So how about that election, huh? Don’t worry, that’s all I have to say about that.
Every morning I get an inspirational text delivered to my phone. Most days it’s something I glance at and immediately forget because I’m not really struggling with anything. Some days it relates eerily well to something giving me trouble. Occasionally I have no idea what it even means, as was the case early last week with this message:
Sometimes the good is the enemy of the best.
I could not for the life of me figure out what that meant. I didn’t think to google it, or I didn’t want to, but I didn’t stop puzzling over what it meant. Then we were watching tv Friday night and it came up in the context of don’t settle for good when you can have better. The oddest thing in all of this is we were watching Basic Instinct (don’t judge me) so now I think maybe I hallucinated the whole thing.
The next morning I googled the quote, only in typical fashion I got it backwards and searched this:
The best is the enemy of the good.
I like this quote better. It basically means stop trying to achieve perfection because it doesn’t exist. This led me to the pareto principle, also known as the 80-20 rule. Typically it’s used in business models, ie 80% of a company’s revenue may come from 20% of their customers. I was more intrigued by the idea that it takes 20% of our time to complete 80% of a task. The remaining 80% of that time is often used to try and achieve a possibly impossible state of perfection.
Oh god, can I relate to this. The last, sizable step of any project I undertake goes to undoing my attempts at perfection.
Yesterday I read a post on why Good Enough Isn’t that hit home. The author talks about taking a break from something and coming back to it with a set of fresh eyes and making the needed changes to put the project to bed. He also talks about good not being good enough, which I also relate to. Good enough is dangerous for me because in recovery I’ve learned I must grow or perish. But growth can be slow, which feels natural and realistic to maintain in the long run.

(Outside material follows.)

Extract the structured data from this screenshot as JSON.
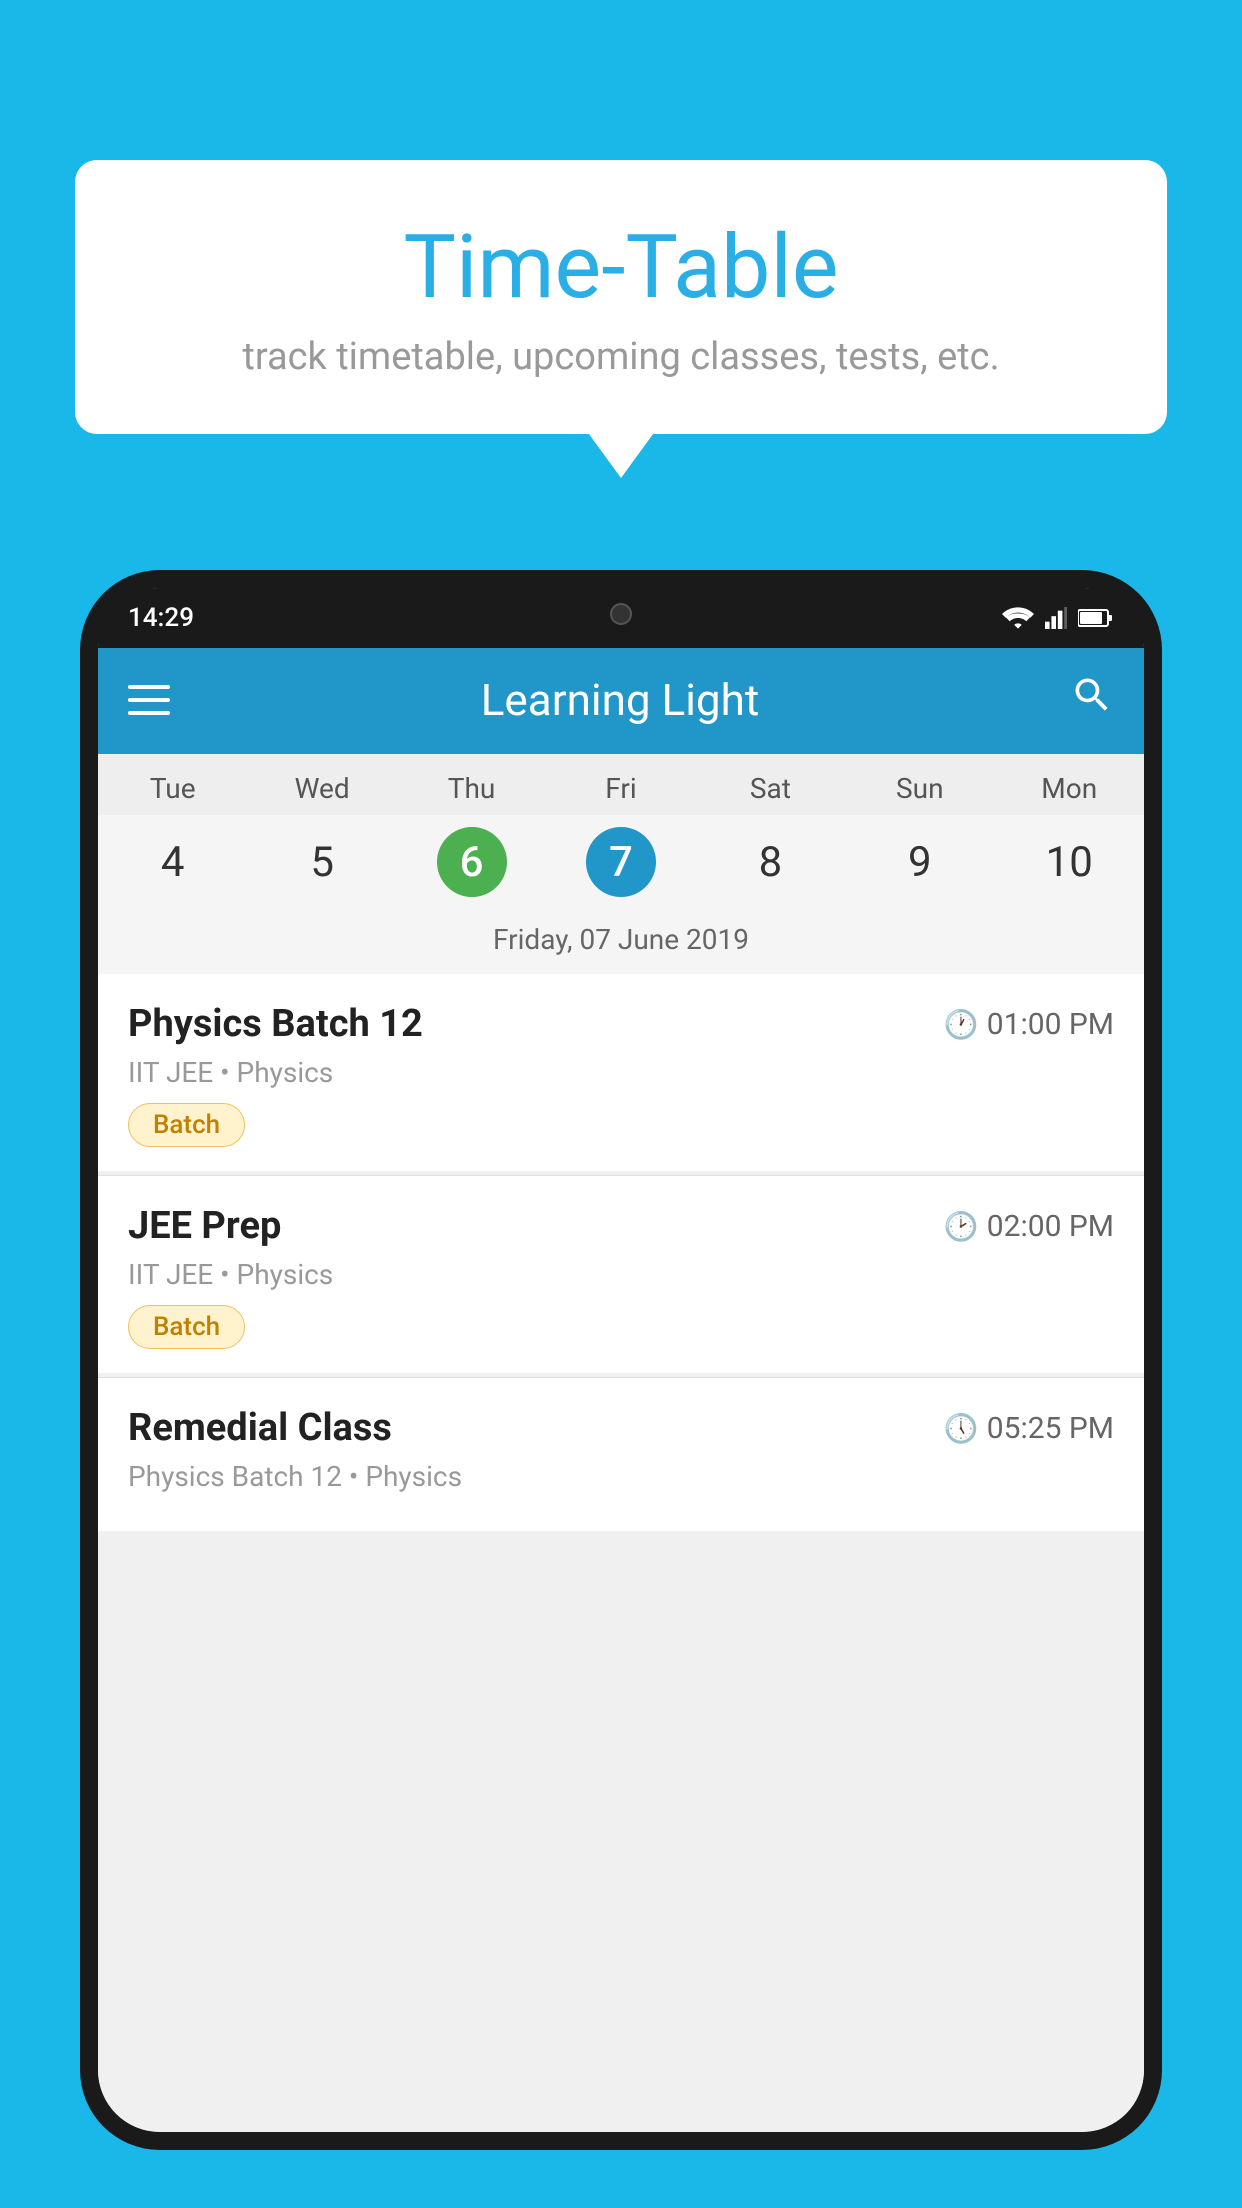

This leads to middle ground, a compromise between both quotes. Good is enough for me until it isn’t. I usually know when this happens because I start to feel restless and discontent. When I started running earlier this year, it was because I felt tired of walking. It didn’t satisfy me anymore, so I started running and struggled like hell the first few months but stuck with it. Fortunately running offers an abundance of challenges, but even so I’ve tried to stay tuned to my body for signs of when I need to push ahead or even scale back my goals. This system seems to work for me.
One final thought on the 80-20 rule. I can’t focus on 100% of the things I want to change myself. I can’t even focus on 80% of them because 1) I’d fail 2) I know I’d fail so I wouldn’t even try in the first place so I’d, uh, fail. I’m much better off focusing on the top 20% of the things I need to work on. I’m comfortable relying on instinct to tell me when it’s time to move on to something else. I’ll continue to work on my burning desire to make everything perfect, aka a complete mess.
The answer lies in balance and finding and maintaining it. Good thing this seems to get magically, mysteriously easier to pursue the longer I am without a drink.